  50. ^ Chisholm, S.W.; et al. (2001). "Dis-crediting ocean fertilization". Science. 294 (5541): 309-310. doi:10.1126/science.1065349. PMID 11598285. S2CID 130687109.
  51. ^ Aumont, O.; Bopp, L. (2006). "Globalizing results from ocean in situ iron fertilization studies". Global Biogeochemical Cycles. 20 (2): GB2017. Bibcode:2006GBioC..20.2017A. doi:10.1029/2005GB002591.
  52. ^ a b Roach, John (June 7, 2004). "Source of Half Earth's Oxygen Gets Little Credit". National Geographic News. Retrieved .
  53. ^ Tappan, Helen (April 1968). "Primary production, isotopes, extinctions and the atmosphere". Palaeogeography, Palaeoclimatology, Palaeoecology. 4 (3): 187-210. Bibcode:1968PPP.....4..187T. doi:10.1016/0031-0182(68)90047-3.
  54. ^ Steinberg, Deborah K.; Landry, Michael R. (2017). "Zooplankton and the Ocean Carbon Cycle". Annual Review of Marine Science. 9: 413-444. Bibcode:2017ARMS....9..413S. doi:10.1146/annurev-marine-010814-015924. PMID 27814033.
  55. ^ Moller, E. F. (2004). "Sloppy feeding in marine copepods: Prey-size-dependent production of dissolved organic carbon". Journal of Plankton Research. 27: 27-35. doi:10.1093/plankt/fbh147.
  56. ^ Møller, Eva Friis (2007). "Production of dissolved organic carbon by sloppy feeding in the copepods Acartia tonsa, Centropages typicus, and Temora longicornis". Limnology and Oceanography. 52 (1): 79-84. Bibcode:2007LimOc..52...79M. doi:10.4319/lo.2007.52.1.0079.
  57. ^ Thor, P.; Dam, HG; Rogers, DR (2003). "Fate of organic carbon released from decomposing copepod fecal pellets in relation to bacterial production and ectoenzymatic activity". Aquatic Microbial Ecology. 33: 279-288. doi:10.3354/ame033279.
  58. ^ Steinacher, M.; et al. (2010). "Projected 21st century decrease in marine productivity: a multi-model analysis". Biogeosciences. 7 (3): 979-1005. Bibcode:2010BGeo....7..979S. doi:10.5194/bg-7-979-2010.
  59. ^ Michael Le Page (March 2019). "Animal with an anus that comes and goes could reveal how ours evolved". New Scientist.

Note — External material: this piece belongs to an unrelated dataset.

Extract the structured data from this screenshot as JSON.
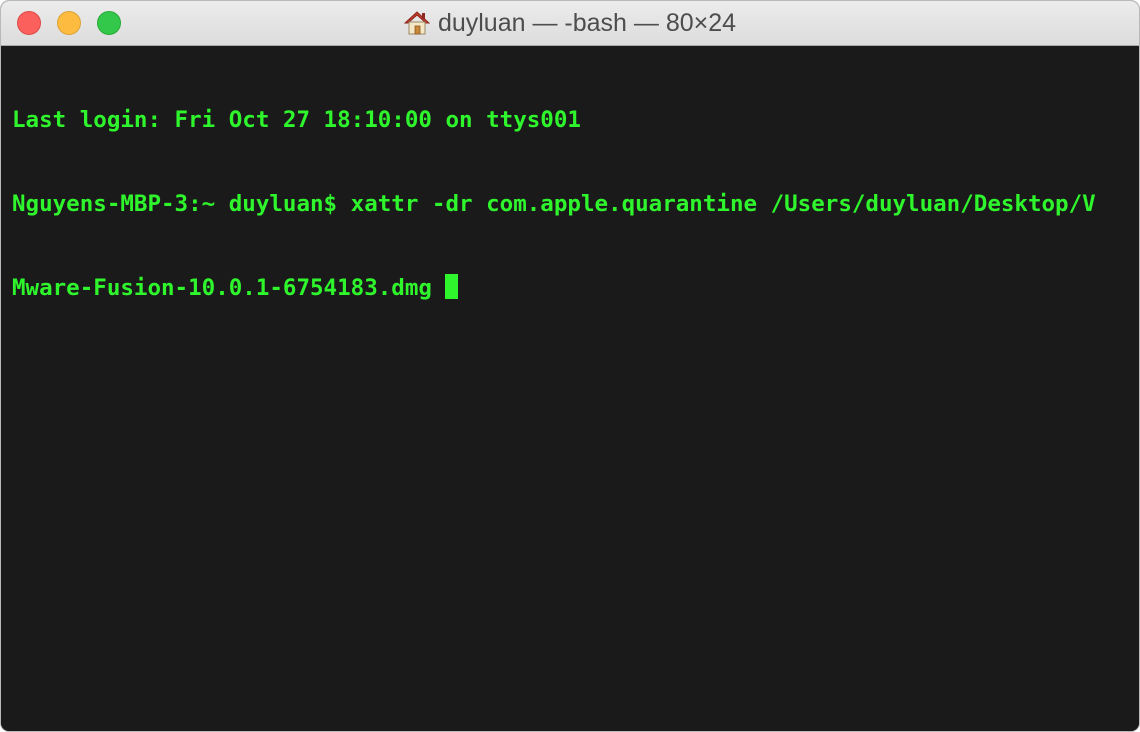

Further reading

  • Kirby, Richard R. (2010). Ocean Drifters: A Secret World Beneath the Waves. Studio Cactus Ltd, UK. ISBN 978-1-904239-10-9.
  • Dusenbery, David B. (2009). Living at Micro Scale: The Unexpected Physics of Being Small. Harvard University Press, Cambridge, Massachusetts ISBN 978-0-674-03116-6.
  • Kiørboe, Thomas (2008). A Mechanistic Approach to Plankton Ecology. Princeton University Press, Princeton, N.J. ISBN 978-0-691-13422-2.
  • Dolan, J.R., Agatha, S., Coats, D.W., Montagnes, D.J.S., Stocker, D.K., eds. (2013).Biology and Ecology of Tintinnid Ciliates: Models for Marine Plankton. Wiley-Blackwell, Oxford, UK ISBN 978-0-470-67151-1.

External links

  This article uses material from the Wikipedia page available here. It is released under the Creative Commons Attribution-Share-Alike License 3.0.



Music Scenes